But an examination of these forced matchings reveals a lot of inconsistencies.

1. The author of the Gospel of Matthew says that the announcement of the angel to Joseph: "Do not be afraid to take Mary to be your wife: for it is by the Holy Spirit that she has conceived. She will have a son, and you will name him Jesus " happened in order to fulfill the prophecy of Isaiah which says: "a virgin will become pregnant,... etc." (Matthew 1, 20-23).
Now what is the passage in question? Isaiah 7, 14-16: "... a young woman who is pregnant will have a son and will name him Immanuel. By the time he is old enough to make his own decisions, He will be feeding himself with curds and honey. Even before that time comes, the land of those two kings who terrify you will be deserted."

- The first error: Isaiah does not say "virgin" (Betoula in Hebrew) , as claimed by Matthew, but, "young girl" (Alma), which is not necessarily the same thing.

- 2nd error, Isaiah does not say that this girl will become pregnant but he says she is pregnant.

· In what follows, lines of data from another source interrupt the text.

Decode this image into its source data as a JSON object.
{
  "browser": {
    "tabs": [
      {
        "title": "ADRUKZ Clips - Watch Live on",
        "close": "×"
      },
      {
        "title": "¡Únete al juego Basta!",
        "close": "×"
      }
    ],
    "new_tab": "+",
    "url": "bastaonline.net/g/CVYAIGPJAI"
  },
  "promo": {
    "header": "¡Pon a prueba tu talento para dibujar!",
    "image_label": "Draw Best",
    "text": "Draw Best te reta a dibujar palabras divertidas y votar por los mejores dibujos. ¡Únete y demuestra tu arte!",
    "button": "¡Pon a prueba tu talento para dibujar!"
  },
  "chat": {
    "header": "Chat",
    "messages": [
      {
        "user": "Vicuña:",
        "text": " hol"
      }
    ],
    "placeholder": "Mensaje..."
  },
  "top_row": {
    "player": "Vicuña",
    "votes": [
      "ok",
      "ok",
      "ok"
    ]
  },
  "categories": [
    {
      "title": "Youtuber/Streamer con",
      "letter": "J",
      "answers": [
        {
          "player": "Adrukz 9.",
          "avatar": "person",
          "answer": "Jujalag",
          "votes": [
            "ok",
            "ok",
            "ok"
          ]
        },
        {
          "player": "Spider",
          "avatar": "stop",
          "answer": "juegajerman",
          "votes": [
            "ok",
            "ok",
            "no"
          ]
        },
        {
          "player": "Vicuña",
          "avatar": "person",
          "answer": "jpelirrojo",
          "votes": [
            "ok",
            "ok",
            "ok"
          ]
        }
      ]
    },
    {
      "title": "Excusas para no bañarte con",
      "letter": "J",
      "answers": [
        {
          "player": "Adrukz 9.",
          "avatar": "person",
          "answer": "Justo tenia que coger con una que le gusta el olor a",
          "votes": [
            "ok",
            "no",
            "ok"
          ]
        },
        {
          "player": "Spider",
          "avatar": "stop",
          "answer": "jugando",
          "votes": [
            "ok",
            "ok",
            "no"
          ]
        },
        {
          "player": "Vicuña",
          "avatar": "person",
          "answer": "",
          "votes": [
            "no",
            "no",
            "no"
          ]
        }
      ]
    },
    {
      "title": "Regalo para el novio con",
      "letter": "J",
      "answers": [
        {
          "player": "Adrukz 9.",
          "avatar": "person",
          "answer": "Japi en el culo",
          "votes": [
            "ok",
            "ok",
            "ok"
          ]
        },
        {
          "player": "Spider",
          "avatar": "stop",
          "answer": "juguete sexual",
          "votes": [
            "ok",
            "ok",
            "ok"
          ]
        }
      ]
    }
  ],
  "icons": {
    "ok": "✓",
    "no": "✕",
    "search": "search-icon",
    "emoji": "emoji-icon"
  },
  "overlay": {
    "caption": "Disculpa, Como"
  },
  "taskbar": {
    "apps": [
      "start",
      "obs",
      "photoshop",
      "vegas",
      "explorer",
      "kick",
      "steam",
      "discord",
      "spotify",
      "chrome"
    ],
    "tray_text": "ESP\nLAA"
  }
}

One can easily imagine all the differences that can be established between these two sentences: Young girl is not necessarily synonymous with virgin and the present tense does not necessarily express the same idea as the future tense. We see in the text of Isaiah that he speaks instead of a one-time and imminent event , Jerusalem was under the threat of foreign armies, God reassured the king, saying Israel should not fear his enemies and that these enemies, not only will be defeated, but before the child Emmanuel knows distinguish good and evil, the enemies territory would be abandoned. The girl then seems already pregnant when the prophet speaks with the king. However, this text can not be applied to Jesus for simple reasons:

* There was no war during the growth of Jesus, however it is during the growth of Emmanuel that the war of liberation was to intervene.
* No enemy territory has been abandoned;
* The son of Joseph and Mary was not even called Emmanuel, but Jesus
* We were not reported that he fed himself with cream and honey as Emmanuel had to do.

2. The same text of Matthew says that the prophecy "And he will be called Emmanuel" (Es.7, 14) is fulfilled with the announcement of the angel. But, what says the angel? "... She will have a son, and you will name him Jesus"

In term of names, is being called Jesus the equivalent of being called Emmanuel? These names are different, whether by the meaning, or by form and also by sound and logically indicate different people.

3. When the same Matthew added that the alleged massacre of male children by Herod (Matthew 2, 16-18) was made to accomplish the passage from Jeremiah, "Rachel is crying for her children" (Jer 31, 16-17), this is not fair, because for Jeremy, it is exiled children and not massacred children .

4. It does not seem very wise for Acts 2, 31 appliying to Jesus the prayer that David said: "... You will not abandon me to the world of the dead. ..." (Psalms 16, 10). How can one apply this text to Jesus while the verse continue saying: "You will show me the path that leads to life, etc.."? Could Jesus who called himself the path, the truth and the life pray like that?

5. Furthermore, when Jesus said: "I am thirsty" John saw here the fulfillment of Psalm 69, 22, without worrying that the same person who speaks of thirst also says: "... O God, You know my sinful acts, etc.. " (Is. 69, 5)Would Jesus have had sinful acts? Did the fact that Jesus was thirsty require to go search for any text to apply to him so clumsily?

6. Similarly, when the author of the Epistle to the Hebrews says that G. said of Jesus: "I will be a father to him" this is not fair, because the text speaks very clearly of Solomon. The same verse also says then: "If he makes mistakes, I will punish him with the rod of men and with the stripes of men." It must be that Jesus, contrary to Christian opinion, has made mistakes or was likely to commit them for being applied this verse. That is the curious way in which the New Testament writers have tried to make connections between their work and the Tanakh.